● Description of the task: The expected response is a copy of every line in the entries below that includes the word "extra".

● Data shown:
##############################

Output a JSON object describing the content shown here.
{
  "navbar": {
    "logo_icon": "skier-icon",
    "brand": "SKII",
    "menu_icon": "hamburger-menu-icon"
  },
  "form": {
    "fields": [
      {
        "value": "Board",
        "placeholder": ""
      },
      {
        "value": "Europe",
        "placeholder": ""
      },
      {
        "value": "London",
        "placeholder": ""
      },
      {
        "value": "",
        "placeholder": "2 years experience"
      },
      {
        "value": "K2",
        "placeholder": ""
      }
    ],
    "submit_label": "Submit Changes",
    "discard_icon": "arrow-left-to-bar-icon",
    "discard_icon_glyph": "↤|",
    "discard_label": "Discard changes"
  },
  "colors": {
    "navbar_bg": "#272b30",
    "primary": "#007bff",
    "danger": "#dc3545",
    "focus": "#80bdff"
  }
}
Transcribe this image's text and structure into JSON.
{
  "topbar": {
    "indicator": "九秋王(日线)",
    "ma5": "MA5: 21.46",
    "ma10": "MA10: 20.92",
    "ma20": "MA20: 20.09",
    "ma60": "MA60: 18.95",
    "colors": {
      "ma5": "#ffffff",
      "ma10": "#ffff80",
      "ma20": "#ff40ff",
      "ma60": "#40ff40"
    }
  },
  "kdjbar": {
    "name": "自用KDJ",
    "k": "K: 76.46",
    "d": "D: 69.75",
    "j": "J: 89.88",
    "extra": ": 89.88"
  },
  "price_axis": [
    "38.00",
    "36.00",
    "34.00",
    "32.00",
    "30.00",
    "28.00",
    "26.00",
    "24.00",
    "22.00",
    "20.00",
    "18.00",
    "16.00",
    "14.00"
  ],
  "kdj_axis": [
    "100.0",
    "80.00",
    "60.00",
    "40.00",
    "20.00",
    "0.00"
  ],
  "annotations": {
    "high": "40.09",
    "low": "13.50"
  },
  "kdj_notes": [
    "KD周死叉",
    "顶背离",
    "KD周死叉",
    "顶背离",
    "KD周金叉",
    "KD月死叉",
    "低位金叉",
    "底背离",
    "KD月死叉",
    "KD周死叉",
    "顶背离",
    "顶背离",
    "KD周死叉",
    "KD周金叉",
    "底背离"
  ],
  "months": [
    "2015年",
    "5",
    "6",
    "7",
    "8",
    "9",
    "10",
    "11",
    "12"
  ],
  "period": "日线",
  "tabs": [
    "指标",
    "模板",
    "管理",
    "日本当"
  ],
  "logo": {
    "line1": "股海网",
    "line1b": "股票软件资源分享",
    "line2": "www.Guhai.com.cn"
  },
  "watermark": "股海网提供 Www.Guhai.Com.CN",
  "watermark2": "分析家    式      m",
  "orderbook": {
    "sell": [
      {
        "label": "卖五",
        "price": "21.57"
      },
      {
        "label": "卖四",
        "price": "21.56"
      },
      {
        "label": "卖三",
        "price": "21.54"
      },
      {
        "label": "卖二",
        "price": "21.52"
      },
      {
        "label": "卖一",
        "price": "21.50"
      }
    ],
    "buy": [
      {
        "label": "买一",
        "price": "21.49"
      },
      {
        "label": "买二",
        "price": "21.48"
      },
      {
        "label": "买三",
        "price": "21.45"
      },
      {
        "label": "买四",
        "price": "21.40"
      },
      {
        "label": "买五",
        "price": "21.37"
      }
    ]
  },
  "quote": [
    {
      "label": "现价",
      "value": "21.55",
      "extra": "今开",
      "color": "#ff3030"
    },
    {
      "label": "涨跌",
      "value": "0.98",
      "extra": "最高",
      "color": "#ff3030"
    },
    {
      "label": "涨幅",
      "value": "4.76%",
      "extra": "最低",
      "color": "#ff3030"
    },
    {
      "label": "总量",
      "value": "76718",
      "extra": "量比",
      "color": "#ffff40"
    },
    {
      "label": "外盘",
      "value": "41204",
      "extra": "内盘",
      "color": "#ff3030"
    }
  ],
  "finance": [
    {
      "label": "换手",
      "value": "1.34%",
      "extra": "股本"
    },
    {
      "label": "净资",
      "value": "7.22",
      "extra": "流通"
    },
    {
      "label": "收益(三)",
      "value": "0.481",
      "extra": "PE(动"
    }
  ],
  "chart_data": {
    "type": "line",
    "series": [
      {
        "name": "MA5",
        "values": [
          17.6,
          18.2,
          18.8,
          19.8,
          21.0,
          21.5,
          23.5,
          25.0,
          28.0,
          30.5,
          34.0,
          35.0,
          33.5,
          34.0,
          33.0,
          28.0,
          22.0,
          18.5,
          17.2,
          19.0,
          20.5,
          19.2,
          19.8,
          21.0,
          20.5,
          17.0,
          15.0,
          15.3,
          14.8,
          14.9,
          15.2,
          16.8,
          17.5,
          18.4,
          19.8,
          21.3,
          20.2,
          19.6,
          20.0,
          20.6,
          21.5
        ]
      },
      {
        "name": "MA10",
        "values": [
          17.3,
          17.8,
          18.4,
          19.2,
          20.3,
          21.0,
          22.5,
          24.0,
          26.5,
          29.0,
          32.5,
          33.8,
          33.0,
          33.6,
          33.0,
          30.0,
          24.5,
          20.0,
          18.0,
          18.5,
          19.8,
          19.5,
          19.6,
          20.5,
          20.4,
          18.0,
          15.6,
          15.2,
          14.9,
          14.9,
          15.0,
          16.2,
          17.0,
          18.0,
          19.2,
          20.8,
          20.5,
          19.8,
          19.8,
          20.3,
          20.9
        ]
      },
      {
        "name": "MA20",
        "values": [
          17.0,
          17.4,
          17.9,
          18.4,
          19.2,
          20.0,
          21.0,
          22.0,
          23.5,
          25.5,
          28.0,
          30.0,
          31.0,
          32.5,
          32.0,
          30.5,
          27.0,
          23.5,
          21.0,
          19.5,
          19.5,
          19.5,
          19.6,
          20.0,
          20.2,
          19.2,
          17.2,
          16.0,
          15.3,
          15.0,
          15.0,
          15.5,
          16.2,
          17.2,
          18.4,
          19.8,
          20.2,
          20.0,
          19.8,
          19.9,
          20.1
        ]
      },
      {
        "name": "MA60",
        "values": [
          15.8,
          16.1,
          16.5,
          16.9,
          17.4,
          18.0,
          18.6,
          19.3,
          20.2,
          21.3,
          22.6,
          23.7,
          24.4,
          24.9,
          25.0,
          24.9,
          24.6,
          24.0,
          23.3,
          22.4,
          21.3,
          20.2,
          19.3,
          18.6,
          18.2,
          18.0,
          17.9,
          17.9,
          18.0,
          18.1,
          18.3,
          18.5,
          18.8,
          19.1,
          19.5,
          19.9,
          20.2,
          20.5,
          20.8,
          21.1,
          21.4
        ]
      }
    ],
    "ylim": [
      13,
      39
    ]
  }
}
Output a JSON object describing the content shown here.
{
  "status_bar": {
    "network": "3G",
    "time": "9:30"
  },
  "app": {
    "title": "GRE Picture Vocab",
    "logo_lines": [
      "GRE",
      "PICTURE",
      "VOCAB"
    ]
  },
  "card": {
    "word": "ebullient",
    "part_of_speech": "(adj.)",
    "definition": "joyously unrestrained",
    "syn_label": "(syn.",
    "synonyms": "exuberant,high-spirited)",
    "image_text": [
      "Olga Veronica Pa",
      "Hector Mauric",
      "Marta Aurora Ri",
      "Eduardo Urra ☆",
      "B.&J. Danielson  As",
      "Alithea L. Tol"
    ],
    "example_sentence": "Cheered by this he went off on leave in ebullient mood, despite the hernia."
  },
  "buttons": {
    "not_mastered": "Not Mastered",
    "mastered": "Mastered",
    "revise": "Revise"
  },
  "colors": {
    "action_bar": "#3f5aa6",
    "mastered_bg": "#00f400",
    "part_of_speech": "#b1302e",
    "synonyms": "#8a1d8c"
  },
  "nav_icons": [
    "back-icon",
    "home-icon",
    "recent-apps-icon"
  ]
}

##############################

● The answer:
    "extra": ": 89.88"
      "extra": "今开",
      "extra": "最高",
      "extra": "最低",
      "extra": "量比",
      "extra": "内盘",
      "extra": "股本"
      "extra": "流通"
      "extra": "PE(动"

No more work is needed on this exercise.